Super Snow Moon 2019, the February supermoon will be the brightest and the biggest in 2019. While in the United States, the full moon of February is called the snow super moon, since it snows during that time, in other parts of the world, It will be a day when the moon will appear closer to Earth and will also be bright. The Super Moon will appear 15% larger and up to 30% brighter than a full moon at apogee. The moon will be full today and in its perigee. The point in the Moon’s orbit closest to Earth is called perigee and the farthest point is apogee.
Where to see Super Snow Moon:
You can see the Super Snow Moon in most parts of the world and in almost every city in India. However, the times will be different, according to the departure of the moon and the setting of the moon in that country.
When to see the snow moon in February:
The super moon will reach its peak on February 19, 2019, at 10:54 am EST (Eastern Standard Time) or around 9:30 pm IST (Indian Standard Time). It will be at its brightest point at 3:53 pm UK time.
Best time to see Super Snow Moon 2019:
The best time to enjoy a Super Full Moon, this time a snow moon, or any other full moon, is just after the moon’s moonrise when the moon is near the horizon. Just before the moon is also a good time.
Why is February Supermoon called “Super Snow Moon”
According to NASA, the term “snow moon” is the historical name given to the second full moon of winter by certain Native American tribes in the United States. It is called the snow moon due to snowfall during this time of year. The heavy snowfall is also the reason for its alternative name, “hungry moon”, due to the lack of availability of food. Some of his other names are ice moon and storm moon.
More about Supermoon:
When the full moon is low, it looks bigger and brighter than when it is higher in the sky. This is known as the illusion of the Moon, and actually makes more of a difference in its appearance than the real impulse that comes from being a little closer to Earth.
The orbit of the Moon around the Earth is not a perfect circle, but elliptical, with one side closer to the Earth than the other. As a result, the distance between the Moon and Earth varies throughout the month and the year. On average, the distance is approximately 382,900 kilometers (238,000 miles).
When a full Moon occurs when the Moon is close to its closest approach to Earth, it is called a Super Full Moon.

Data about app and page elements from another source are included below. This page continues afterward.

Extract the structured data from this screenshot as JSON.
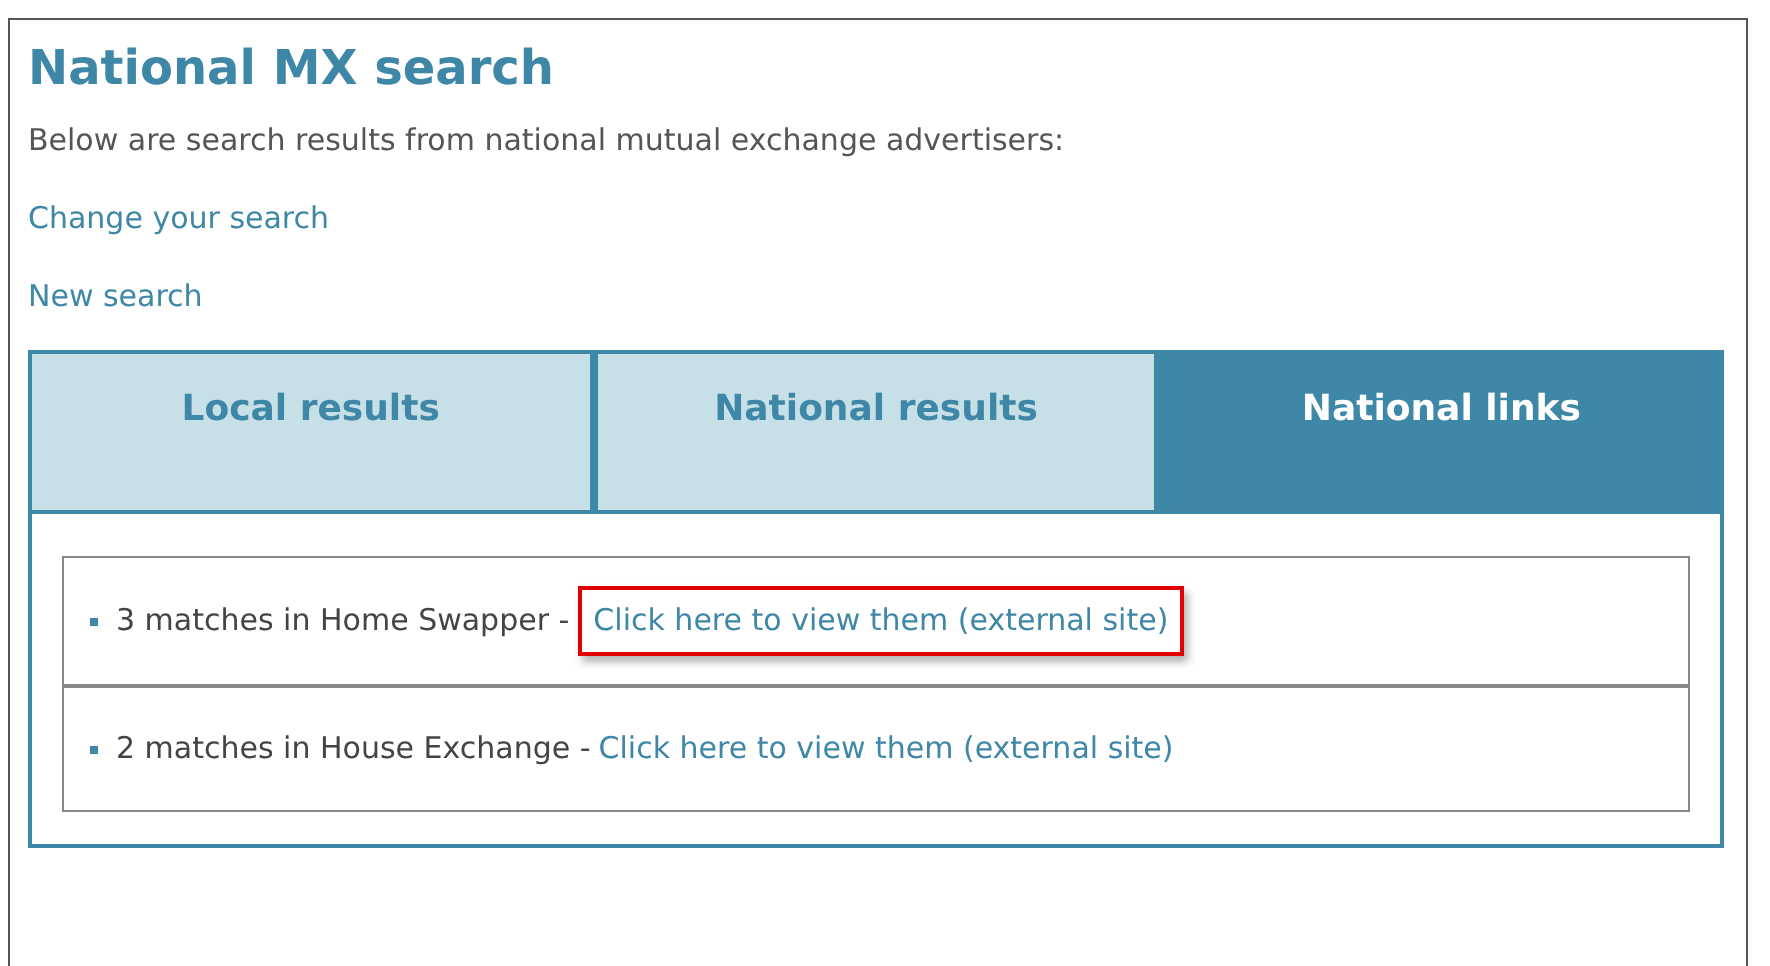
{
  "title": "National MX search",
  "intro": "Below are search results from national mutual exchange advertisers:",
  "links": [
    "Change your search",
    "New search"
  ],
  "tabs": [
    {
      "label": "Local results",
      "selected": false
    },
    {
      "label": "National results",
      "selected": false
    },
    {
      "label": "National links",
      "selected": true
    }
  ],
  "results": [
    {
      "text": "3 matches in Home Swapper -",
      "link": "Click here to view them (external site)",
      "highlighted": true
    },
    {
      "text": "2 matches in House Exchange -",
      "link": "Click here to view them (external site)",
      "highlighted": false
    }
  ]
}
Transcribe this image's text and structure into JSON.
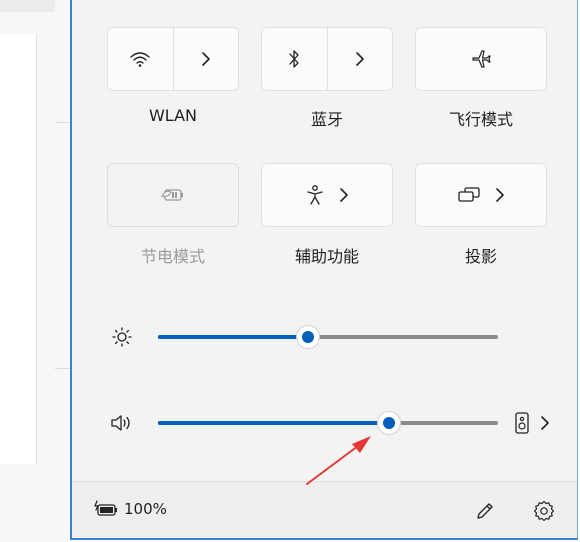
{
  "tiles": {
    "wlan": {
      "label": "WLAN"
    },
    "bluetooth": {
      "label": "蓝牙"
    },
    "airplane": {
      "label": "飞行模式"
    },
    "battery_saver": {
      "label": "节电模式"
    },
    "accessibility": {
      "label": "辅助功能"
    },
    "project": {
      "label": "投影"
    }
  },
  "sliders": {
    "brightness": {
      "level_percent": 44
    },
    "volume": {
      "level_percent": 68
    }
  },
  "footer": {
    "battery_text": "100%"
  },
  "colors": {
    "accent": "#005fb8",
    "annotation_arrow": "#e53935",
    "panel_background": "#f3f3f3"
  },
  "icons": [
    "wifi-icon",
    "bluetooth-icon",
    "airplane-icon",
    "battery-saver-icon",
    "accessibility-icon",
    "project-icon",
    "brightness-icon",
    "speaker-icon",
    "audio-output-icon",
    "battery-icon",
    "pencil-icon",
    "gear-icon",
    "chevron-right-icon"
  ]
}
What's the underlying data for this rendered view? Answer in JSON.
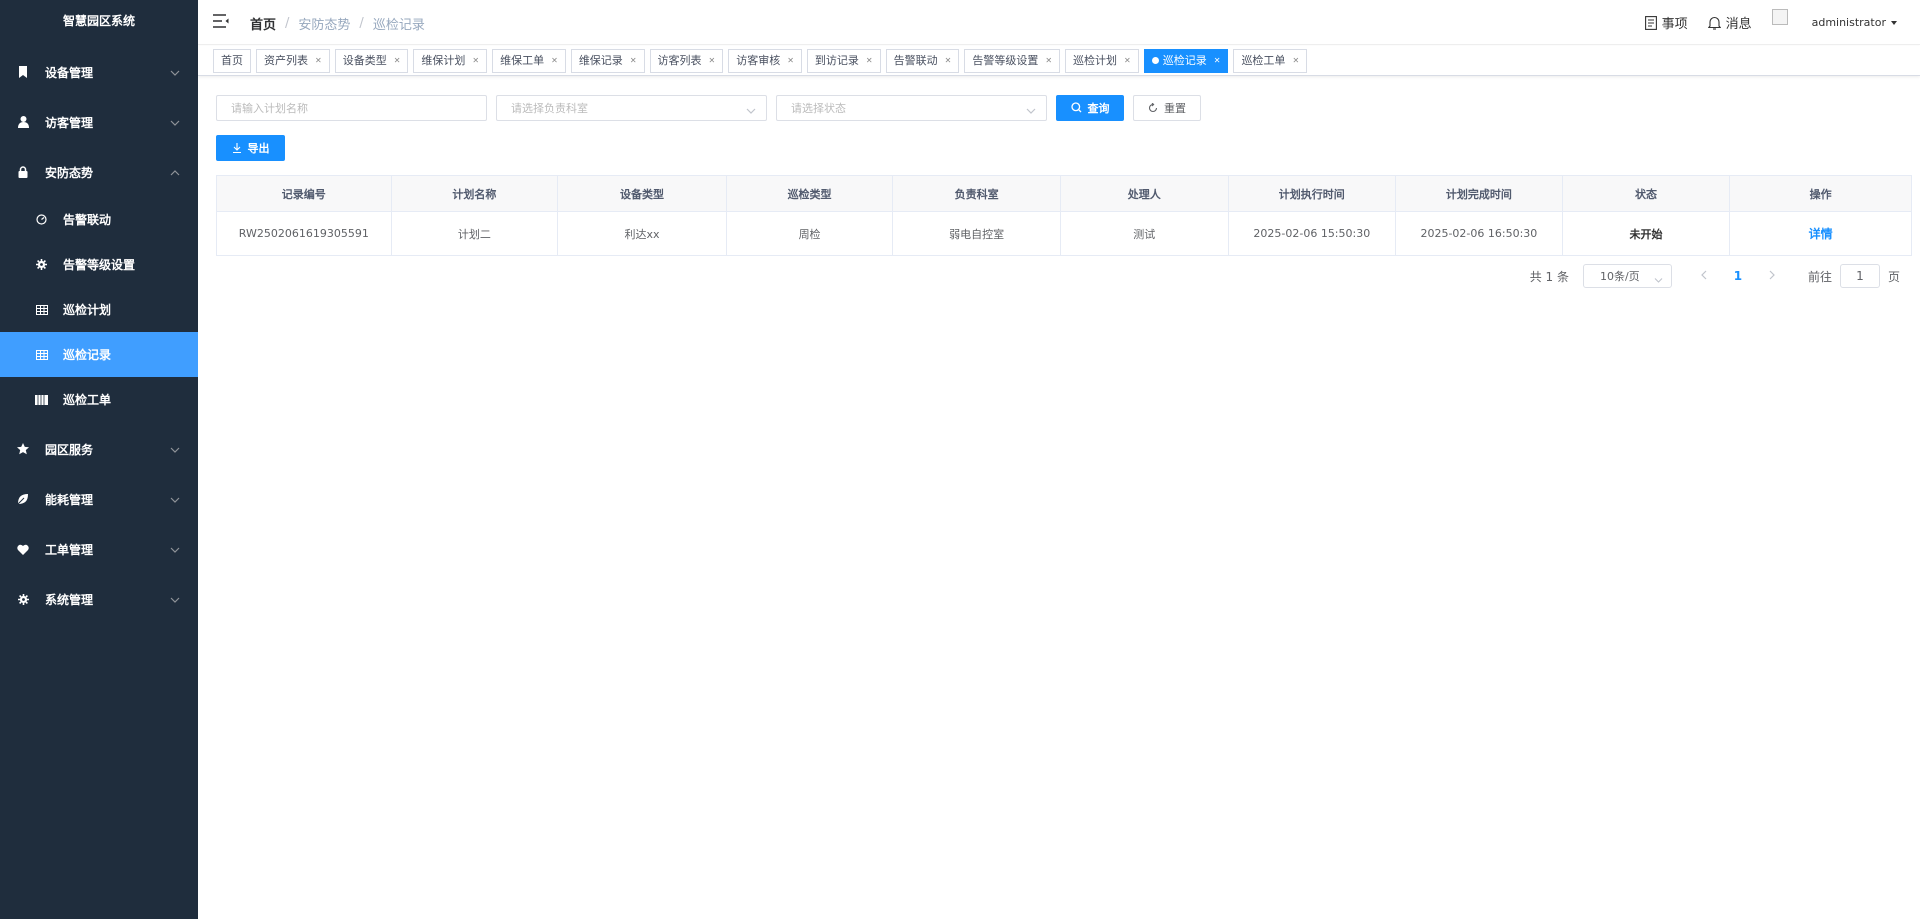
{
  "app": {
    "title": "智慧园区系统"
  },
  "sidebar": {
    "items": [
      {
        "label": "设备管理",
        "icon": "bookmark-icon"
      },
      {
        "label": "访客管理",
        "icon": "user-icon"
      },
      {
        "label": "安防态势",
        "icon": "lock-icon",
        "expanded": true,
        "children": [
          {
            "label": "告警联动",
            "icon": "dashboard-icon"
          },
          {
            "label": "告警等级设置",
            "icon": "gear-icon"
          },
          {
            "label": "巡检计划",
            "icon": "table-icon"
          },
          {
            "label": "巡检记录",
            "icon": "table-icon",
            "active": true
          },
          {
            "label": "巡检工单",
            "icon": "list-icon"
          }
        ]
      },
      {
        "label": "园区服务",
        "icon": "star-icon"
      },
      {
        "label": "能耗管理",
        "icon": "leaf-icon"
      },
      {
        "label": "工单管理",
        "icon": "heart-icon"
      },
      {
        "label": "系统管理",
        "icon": "gear-icon"
      }
    ]
  },
  "header": {
    "breadcrumb": [
      "首页",
      "安防态势",
      "巡检记录"
    ],
    "todo_label": "事项",
    "message_label": "消息",
    "user": "administrator"
  },
  "tags": [
    {
      "label": "首页",
      "closable": false
    },
    {
      "label": "资产列表",
      "closable": true
    },
    {
      "label": "设备类型",
      "closable": true
    },
    {
      "label": "维保计划",
      "closable": true
    },
    {
      "label": "维保工单",
      "closable": true
    },
    {
      "label": "维保记录",
      "closable": true
    },
    {
      "label": "访客列表",
      "closable": true
    },
    {
      "label": "访客审核",
      "closable": true
    },
    {
      "label": "到访记录",
      "closable": true
    },
    {
      "label": "告警联动",
      "closable": true
    },
    {
      "label": "告警等级设置",
      "closable": true
    },
    {
      "label": "巡检计划",
      "closable": true
    },
    {
      "label": "巡检记录",
      "closable": true,
      "active": true
    },
    {
      "label": "巡检工单",
      "closable": true
    }
  ],
  "filters": {
    "plan_name_placeholder": "请输入计划名称",
    "department_placeholder": "请选择负责科室",
    "status_placeholder": "请选择状态",
    "search_label": "查询",
    "reset_label": "重置",
    "export_label": "导出"
  },
  "table": {
    "columns": [
      "记录编号",
      "计划名称",
      "设备类型",
      "巡检类型",
      "负责科室",
      "处理人",
      "计划执行时间",
      "计划完成时间",
      "状态",
      "操作"
    ],
    "rows": [
      {
        "record_no": "RW2502061619305591",
        "plan_name": "计划二",
        "device_type": "利达xx",
        "inspection_type": "周检",
        "department": "弱电自控室",
        "handler": "测试",
        "start_time": "2025-02-06 15:50:30",
        "end_time": "2025-02-06 16:50:30",
        "status": "未开始",
        "action": "详情"
      }
    ]
  },
  "pagination": {
    "total_text": "共 1 条",
    "page_size": "10条/页",
    "current_page": "1",
    "goto_label": "前往",
    "goto_value": "1",
    "page_suffix": "页"
  },
  "colors": {
    "sidebar_bg": "#1f2d3d",
    "accent": "#1890ff",
    "active_menu": "#409eff"
  }
}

It happens when the center of the Moon is less than 3,60,000 kilometers from the center of the Earth.